I haven't been doing great at keeping my New Year's resolution
to spend more time with my horse, but today I was proud of myself: I only had about 20 minutes at the barn, but I went anyway, even though that meant getting fast food and eating while driving!
Since we didn't have much time, I decided to forego grooming (gasp!) and take Panama on a quick walk in the field. After my work to expand his comfort zone
over the weekend, I decided we need to work on this more often. My goal is to be working on riding him on the trails alone by summer. Even if we don't get very far each time it'll be a nice thing to be working on when the weather warms up.
Today I just hand-walked him again. He's getting more confident and I think I may try lunging him out there this weekend if the snow we're supposed to get tonight doesn't stick. Today he crossed the road on a loose lead, perfectly relaxed until we got into the field. Then he noticed how many cars were parked right off the road there — mine, the instructor who gives lessons on the property's owner's horse, and the mom and siblings of the little girl who was currently riding.
The thing that startled Panama was that he heard sounds coming from the minivan. I don't think he is fully understanding yet that people can be inside
cars. Whenever I call out to him from inside the car, he looks around like he can't figure out where my voice is coming from. So I think realizing there were people in the minivan was something of a shock for him: He froze, stretched his neck up as tall as it would go, and stared daggers at that van!
I let him look for a moment or two. He was very good and didn't spook, but when we started walking again I had to jab his shoulder with my elbow a few times to keep him from trying to lean against me as we walked. Once he forgot about the minivan he was fine again, but then four teenage boys jogged down the street behind us, so of course Panama had to stop and watch that, too. It was curiosity, though, and not fright, so I let him.
Ultimately we walked farther away from home this time than we have before, and he was fine with it. Way out in the field, I stood at his shoulder and encouraged him to bend his neck around me, as an effort to keep him focusing on what we were doing. He resisted at first, then realized what I wanted and turned his head into my chest. We were both quite content to stand and "snuggle" like that for several moments, gazing across the field at the late afternoon sun. It was a beautiful moment and I wish someone had been there to take our picture.
Only after the moment ended did Panama take an interest in grazing. (He hadn't tried once this entire time.) I let him munch for a few minutes and then tugged gently on the lead and said, "Head." He lifted his head right away. I was so proud! Hopefully by the time the grass starts coming in green, he'll be so used to not grazing much out there that he won't be too distracted by it.
We finished our walk back with a "Meet Mommy's car" session. I opened the door, let him sniff, and then swung it shut. Panama tensed but didn't jump, so I did it all again.

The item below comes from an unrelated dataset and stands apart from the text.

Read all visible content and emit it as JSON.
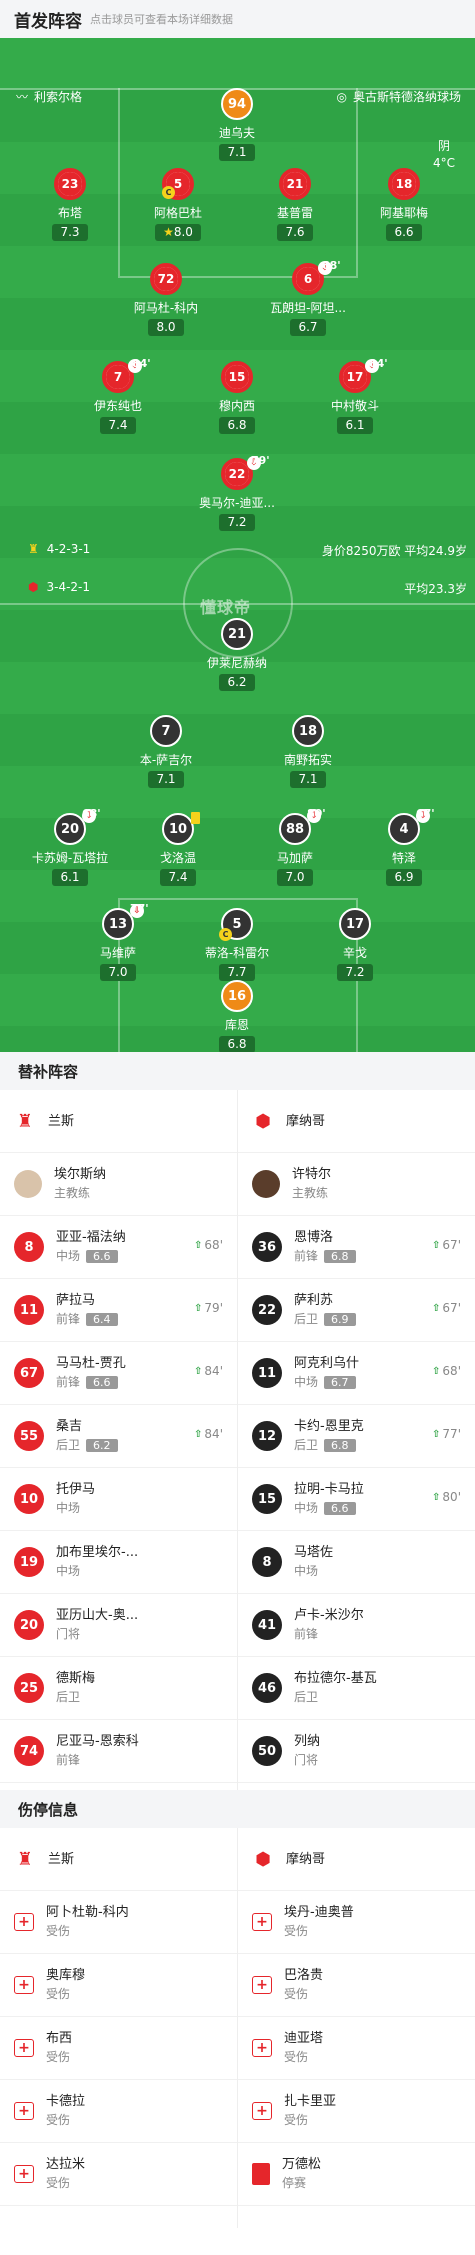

That time he sniffed the door more boldly, and didn't tense at all when I shut it. We've seen rangers' vehicles periodically while trail riding, and it's hit or miss as to whether he's okay with that, so I decided getting him used to my car (any car) would be a good thing.
It was a satifying walk, and a good use of my limited time. I hope I get a chance to work with him on it this weekend too!
Labels: horse training